* **What you have to do**: Using the records that follow, work out the number of lines with the word "target" in them; reply with that number only.

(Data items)
- - -
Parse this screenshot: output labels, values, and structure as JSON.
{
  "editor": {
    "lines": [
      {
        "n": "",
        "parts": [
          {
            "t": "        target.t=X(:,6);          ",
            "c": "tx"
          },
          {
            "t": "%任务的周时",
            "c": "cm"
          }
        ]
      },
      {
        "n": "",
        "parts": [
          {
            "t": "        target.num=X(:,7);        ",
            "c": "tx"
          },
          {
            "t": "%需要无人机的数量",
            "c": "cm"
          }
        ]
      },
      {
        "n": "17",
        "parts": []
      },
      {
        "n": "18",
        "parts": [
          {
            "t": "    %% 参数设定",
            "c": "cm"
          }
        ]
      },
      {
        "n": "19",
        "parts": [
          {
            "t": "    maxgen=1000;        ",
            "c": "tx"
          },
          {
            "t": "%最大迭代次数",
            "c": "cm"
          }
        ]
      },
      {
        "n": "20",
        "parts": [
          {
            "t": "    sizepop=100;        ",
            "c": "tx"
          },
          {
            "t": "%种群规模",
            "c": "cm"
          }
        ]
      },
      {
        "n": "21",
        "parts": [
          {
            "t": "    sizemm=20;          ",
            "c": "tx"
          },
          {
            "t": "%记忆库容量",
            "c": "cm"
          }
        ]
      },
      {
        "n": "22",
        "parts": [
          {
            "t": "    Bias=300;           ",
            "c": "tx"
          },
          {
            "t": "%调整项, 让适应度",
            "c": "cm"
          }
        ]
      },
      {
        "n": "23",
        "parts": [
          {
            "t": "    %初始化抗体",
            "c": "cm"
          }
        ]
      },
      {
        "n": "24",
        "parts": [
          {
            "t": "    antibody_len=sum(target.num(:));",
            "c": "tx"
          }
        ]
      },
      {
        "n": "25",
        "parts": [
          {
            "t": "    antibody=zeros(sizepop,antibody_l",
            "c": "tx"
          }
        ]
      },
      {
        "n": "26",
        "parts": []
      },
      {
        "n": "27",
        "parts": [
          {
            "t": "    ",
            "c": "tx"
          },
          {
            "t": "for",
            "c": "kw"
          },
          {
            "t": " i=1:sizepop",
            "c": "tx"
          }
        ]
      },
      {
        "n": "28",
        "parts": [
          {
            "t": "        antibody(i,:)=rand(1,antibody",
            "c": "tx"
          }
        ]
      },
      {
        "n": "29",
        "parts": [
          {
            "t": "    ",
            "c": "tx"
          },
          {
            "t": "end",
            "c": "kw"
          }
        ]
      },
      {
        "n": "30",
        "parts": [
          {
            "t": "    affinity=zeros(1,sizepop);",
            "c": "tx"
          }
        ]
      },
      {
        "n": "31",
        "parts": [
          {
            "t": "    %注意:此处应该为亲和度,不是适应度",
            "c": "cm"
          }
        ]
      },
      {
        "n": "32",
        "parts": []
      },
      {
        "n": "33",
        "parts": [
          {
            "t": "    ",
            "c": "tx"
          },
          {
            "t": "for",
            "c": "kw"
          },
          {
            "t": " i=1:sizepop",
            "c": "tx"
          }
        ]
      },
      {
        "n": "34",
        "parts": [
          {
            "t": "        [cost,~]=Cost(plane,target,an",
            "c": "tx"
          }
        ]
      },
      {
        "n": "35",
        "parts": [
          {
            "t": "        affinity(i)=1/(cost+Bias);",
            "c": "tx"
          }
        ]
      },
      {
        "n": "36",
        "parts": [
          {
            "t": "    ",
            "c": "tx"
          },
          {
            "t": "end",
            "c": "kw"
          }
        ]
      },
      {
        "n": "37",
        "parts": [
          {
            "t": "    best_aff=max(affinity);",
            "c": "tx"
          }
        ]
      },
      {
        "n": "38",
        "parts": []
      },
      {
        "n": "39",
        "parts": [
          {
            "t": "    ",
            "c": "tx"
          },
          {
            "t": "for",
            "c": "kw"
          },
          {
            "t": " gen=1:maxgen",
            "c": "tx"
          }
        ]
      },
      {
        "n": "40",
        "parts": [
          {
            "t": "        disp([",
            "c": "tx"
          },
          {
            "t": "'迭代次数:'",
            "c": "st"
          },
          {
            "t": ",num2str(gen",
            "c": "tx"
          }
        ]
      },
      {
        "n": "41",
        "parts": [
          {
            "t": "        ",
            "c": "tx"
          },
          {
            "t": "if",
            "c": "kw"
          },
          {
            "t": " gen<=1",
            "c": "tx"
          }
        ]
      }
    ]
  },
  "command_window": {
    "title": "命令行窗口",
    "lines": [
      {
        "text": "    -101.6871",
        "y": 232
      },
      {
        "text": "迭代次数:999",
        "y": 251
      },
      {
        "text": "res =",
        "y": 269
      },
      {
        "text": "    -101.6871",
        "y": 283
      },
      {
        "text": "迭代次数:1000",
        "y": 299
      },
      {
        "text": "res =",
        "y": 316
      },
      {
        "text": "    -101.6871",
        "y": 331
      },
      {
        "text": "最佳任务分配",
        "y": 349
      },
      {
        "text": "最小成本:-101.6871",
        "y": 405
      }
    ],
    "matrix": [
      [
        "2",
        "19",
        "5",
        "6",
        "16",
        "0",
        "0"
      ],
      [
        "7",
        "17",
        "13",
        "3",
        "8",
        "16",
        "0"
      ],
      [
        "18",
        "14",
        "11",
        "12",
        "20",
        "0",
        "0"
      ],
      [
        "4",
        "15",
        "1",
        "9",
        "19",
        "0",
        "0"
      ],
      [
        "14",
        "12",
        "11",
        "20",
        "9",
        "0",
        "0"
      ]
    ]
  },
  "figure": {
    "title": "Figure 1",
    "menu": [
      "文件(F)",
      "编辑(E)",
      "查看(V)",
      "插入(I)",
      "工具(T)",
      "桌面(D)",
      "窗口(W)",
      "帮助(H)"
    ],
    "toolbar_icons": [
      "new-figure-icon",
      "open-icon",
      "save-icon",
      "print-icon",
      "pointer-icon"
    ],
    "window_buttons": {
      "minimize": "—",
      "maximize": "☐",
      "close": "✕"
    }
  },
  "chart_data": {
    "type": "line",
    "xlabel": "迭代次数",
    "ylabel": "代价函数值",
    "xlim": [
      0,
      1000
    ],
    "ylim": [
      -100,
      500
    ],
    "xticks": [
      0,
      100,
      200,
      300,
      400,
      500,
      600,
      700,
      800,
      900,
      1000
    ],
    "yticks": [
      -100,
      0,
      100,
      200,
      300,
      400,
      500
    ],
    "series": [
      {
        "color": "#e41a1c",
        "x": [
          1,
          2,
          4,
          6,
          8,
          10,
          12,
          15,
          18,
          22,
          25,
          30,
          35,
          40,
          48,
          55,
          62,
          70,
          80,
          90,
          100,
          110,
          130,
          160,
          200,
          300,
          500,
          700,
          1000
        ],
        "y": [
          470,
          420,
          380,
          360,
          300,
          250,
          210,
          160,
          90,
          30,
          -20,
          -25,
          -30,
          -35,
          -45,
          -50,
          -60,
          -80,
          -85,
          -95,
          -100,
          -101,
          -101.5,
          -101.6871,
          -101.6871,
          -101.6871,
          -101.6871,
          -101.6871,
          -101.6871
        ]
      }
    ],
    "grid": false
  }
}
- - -
* **Solution to this task**: 4